What Alton Brown Credits For His (And The Food Network's) Success

If you were born between the years 1965 and 1980, you probably know the autonomous Gen X lifestyle. It was the first generation that both parents worked full time. The genesis of pizza delivery and other fast food surpassed home cooked meals. But, it wasn't that this generation of parents didn't cook for their families; It just wasn't as on the regular as the previous "Leave it to Beaver" era. Still, it was likely that you learned your way around the microwave well before you could reach the rotary dial phone hanging on the kitchen wall.

Although Alton Brown was born in 1962, he saw the writing on the wall for his adjacent generation and those to follow when launching his Food Network show "Good Eats" in 1999. He said on "Larry King Now" that the show was different in the way it assumed an intelligent audience with a mission to entertain. The show's studio even had a sign above the door that read "laughing brains are more absorbent."

Fun fact: Brown took this mission to heart way before his Food Network debut. It's how he got dates. He told King that if he offered to cook for a girl, she was curious enough to accept the date. On another note, when King asked him about how people learn to cook, Brown had a thing or two to say about it — including the evolution of cooking shows.

The key to Alton Brown's success

"Are people born cooks?" King asked Brown on "Larry King Now." And Brown replied, "It certainly helps to have an innate sense of it ... If you were to learn from your mom ... really absorb that knowledge that she had, I think that is literally genetic." However, Brown also said he believes he can teach the skills of cooking. He describes "being able to taste food, and then being able to put the food together in a way that is pleasing to other people" as key ingredients for a good cook.

As cooking skills getting passed down through generations becomes a thing of the past, it's why Brown says he even has a job — and why Food Network exists. "We, at least for my generation, lost that connectivity, that generational connectivity, because all of our parents worked. So, no one taught us how to cook," he explained.

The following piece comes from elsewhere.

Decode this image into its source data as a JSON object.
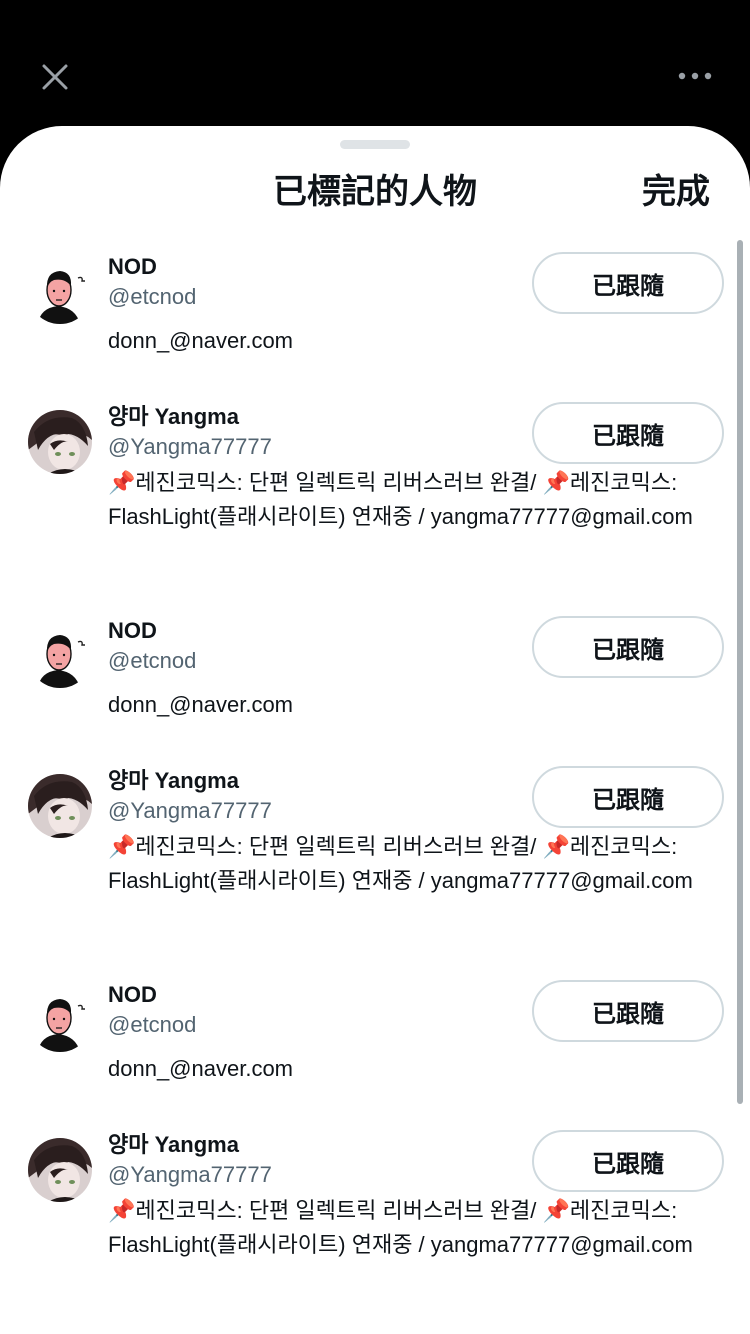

That waning of generational connectivity essentially wrote his career's script of audience engagement. "If I happened to infect you with some knowledge along the way, then great. But, I never lost sight of the fact that the first job was to entertain for half an hour," he noted. He recognizes that the path to becoming a great cook has shifted and is paved by influence, which could explain why followers flock to social media for the latest cooking trends like Brown's method for grilling steaks.